* **Source information**
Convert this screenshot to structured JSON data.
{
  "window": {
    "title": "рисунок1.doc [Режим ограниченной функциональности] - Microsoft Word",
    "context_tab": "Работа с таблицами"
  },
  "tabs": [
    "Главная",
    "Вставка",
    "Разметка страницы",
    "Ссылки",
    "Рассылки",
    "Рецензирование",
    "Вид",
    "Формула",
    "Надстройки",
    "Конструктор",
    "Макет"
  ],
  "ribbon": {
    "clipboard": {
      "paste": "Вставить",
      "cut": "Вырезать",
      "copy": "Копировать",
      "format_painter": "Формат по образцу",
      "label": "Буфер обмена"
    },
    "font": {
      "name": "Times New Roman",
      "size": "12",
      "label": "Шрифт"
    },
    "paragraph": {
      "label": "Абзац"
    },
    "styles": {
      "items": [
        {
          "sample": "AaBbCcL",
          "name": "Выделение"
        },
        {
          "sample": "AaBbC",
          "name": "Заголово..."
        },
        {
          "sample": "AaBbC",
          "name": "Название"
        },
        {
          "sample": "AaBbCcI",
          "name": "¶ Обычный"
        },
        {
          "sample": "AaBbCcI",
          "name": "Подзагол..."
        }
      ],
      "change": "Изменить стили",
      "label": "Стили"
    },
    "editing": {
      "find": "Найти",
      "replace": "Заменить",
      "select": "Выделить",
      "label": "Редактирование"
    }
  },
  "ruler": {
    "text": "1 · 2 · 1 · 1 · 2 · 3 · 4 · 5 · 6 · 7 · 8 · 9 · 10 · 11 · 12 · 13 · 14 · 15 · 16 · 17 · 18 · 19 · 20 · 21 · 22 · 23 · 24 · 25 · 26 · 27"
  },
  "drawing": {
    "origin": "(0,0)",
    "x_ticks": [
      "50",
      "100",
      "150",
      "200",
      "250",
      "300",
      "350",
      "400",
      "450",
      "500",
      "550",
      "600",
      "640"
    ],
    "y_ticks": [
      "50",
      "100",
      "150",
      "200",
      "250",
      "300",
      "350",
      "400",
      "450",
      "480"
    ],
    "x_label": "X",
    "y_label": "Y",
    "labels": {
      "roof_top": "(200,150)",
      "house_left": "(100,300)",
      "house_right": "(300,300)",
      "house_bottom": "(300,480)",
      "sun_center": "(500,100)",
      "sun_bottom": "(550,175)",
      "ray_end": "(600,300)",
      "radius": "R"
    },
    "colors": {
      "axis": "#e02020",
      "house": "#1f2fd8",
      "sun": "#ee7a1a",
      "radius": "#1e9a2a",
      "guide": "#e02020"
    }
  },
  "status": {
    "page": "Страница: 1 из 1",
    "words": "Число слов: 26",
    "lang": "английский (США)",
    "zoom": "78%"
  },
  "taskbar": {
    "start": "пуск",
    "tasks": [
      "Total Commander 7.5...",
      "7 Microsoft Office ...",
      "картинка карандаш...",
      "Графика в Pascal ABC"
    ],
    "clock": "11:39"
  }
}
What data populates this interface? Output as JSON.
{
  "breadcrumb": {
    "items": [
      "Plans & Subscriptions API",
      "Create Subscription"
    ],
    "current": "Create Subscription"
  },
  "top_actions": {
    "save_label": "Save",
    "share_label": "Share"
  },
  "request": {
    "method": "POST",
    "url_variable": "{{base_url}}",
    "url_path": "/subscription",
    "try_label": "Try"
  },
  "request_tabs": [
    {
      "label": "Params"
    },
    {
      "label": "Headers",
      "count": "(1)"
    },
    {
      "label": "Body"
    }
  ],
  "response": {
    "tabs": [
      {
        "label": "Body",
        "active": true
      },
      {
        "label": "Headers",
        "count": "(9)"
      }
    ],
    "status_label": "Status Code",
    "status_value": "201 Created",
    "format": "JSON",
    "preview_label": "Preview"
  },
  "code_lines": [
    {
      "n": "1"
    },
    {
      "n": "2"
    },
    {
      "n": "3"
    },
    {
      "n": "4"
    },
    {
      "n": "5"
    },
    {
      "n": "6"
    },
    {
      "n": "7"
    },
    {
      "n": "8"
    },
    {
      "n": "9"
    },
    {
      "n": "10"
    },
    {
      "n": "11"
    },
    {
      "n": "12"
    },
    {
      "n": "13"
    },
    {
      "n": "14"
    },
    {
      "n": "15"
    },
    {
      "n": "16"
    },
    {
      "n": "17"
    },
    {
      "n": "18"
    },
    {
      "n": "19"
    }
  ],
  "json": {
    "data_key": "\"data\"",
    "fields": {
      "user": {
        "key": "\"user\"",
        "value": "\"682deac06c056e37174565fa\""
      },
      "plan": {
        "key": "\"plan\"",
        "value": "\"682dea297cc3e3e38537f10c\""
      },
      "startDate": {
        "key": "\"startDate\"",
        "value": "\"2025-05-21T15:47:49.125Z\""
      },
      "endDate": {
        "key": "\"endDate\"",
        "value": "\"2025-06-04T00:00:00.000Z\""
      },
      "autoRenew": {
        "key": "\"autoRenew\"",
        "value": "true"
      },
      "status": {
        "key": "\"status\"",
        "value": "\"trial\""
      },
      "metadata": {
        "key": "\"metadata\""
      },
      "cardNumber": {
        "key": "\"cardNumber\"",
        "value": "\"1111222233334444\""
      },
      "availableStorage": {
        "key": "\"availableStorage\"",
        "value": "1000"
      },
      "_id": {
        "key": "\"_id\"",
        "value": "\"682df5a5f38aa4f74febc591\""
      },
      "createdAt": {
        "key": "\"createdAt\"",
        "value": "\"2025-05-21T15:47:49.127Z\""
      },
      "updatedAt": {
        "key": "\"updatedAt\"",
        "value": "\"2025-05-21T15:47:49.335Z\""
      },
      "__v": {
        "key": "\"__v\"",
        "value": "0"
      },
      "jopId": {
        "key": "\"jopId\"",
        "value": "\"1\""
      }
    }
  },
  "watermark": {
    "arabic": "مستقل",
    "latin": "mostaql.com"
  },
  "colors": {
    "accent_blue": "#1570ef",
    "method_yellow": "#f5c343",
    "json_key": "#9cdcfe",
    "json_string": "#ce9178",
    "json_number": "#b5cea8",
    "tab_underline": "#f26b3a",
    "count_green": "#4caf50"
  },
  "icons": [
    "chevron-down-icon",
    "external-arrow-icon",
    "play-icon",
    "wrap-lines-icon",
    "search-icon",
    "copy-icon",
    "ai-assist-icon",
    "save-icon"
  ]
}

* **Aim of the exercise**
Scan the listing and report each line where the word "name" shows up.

* **Solution for this problem**
      "name": "Times New Roman",
          "name": "Выделение"
          "name": "Заголово..."
          "name": "Название"
          "name": "¶ Обычный"
          "name": "Подзагол..."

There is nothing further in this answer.